Ke iho ae nei e komo i Alika

Ma ke kai melemele ke kowa o Berina

Nani wale ka ikena, na pua i Kalona

I noho i ka iu, ka piko i Himele

Ka hale pama hoomaka i ke kuia.

Aia i Alika o ka ihu o ka moku,

Nana i alakai kuhikuhi pololei

Ke ala pololei e ike ai oe

Ka loa o ka moana, ka piko o ka honua

Paa mai [?] o wakea, kaohi i ka mole

O ka mole o lehua, oa [?] o Kanaloa

A he hoa o you no ka la lealea

Enemi mai loko, pii e ka inaina

Ukiuki ae au, pa oe i ka newa

Ku i ke kuikui, i ka puupuu kahi.

Aia i Alika o ka ihu o ka moku,

Ua kau e ka hae o ka holo keia

Ke lili mai nei na holokahiki

Ua hiki ae nei ka lono i Ladana

Ka oi o Hawaii, ka ike noeau

Noonoo kaulike o you me a’u

Na’u i hookele ku i Bosetona

Lele na ohua na eepakele [eepakeke]

Ma kuu pakeke ka makana he aloha

Lihilihi daimana kapa o Kinikula.

Aia i Alika o ka ihu o ka moku,

Ke huli lua nei ke panana

Nana ia ae ka ohe latitu

I ike pono ia na mile i koe aku

E hiki aku ai i Poka Ailana

Ua lana ka manao a huli hoi aku

Inu i ka wai lohi o loko o Halehai

Haihai olelo aoao me ke hoa

Hoa o ka naika ke ano ahiahi

Holoholo mahina i ka huikaulua.

[It is interesting how this might be divided into 4 stanzas of 10 lines, each beginning with “Aia i Alika o ka ihu o ka moku”. I wonder if it was sung differently than today. The Hawaiian-Language Newspapers are filled with mele: those we are familiar with today (often full of variations), as well at those that have been lost (temporarily) over time!]

(Lei Momi, 7/1/1893, p. 4)

ALIKA

Ka Lei Momi, Buke I, Helu 9, Aoao 4. Iulai 1, 1893.

“Alika” variant, 1898.

ALIKA SONG.

1st

Ma ke kai Melemele

Ke kowa a o Berina

O ka hale lau Pama

A o make i ke kula.

Hui: Aia i Alika

E ka ihu o ka moku

Ua hao a paihi

Na pe’a i ka makani

Ke liuliu nei

Na kaula likini

Alualu ole iho

Ka pe’a i ka makani.

2nd

A oi kau aku

Ka newa i ko piko

Kaa e ka huila

Niniu i ka makani.

[Here is a variant of a mele still popular to this day! I wonder if it was sung to the same tune as we hear it sung now…]

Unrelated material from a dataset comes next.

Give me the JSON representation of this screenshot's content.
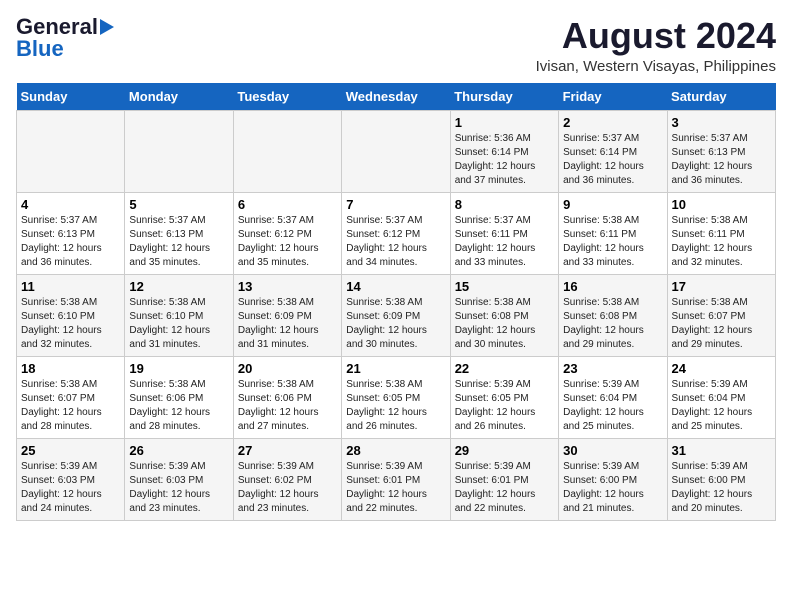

(Loea Kalaiaina, 1/31/1898, p. 1)

ALIKA SONG

Ka Loea Kalaiaina, Buke II, Helu 5, Aoao 1. Ianuari 31, 1898.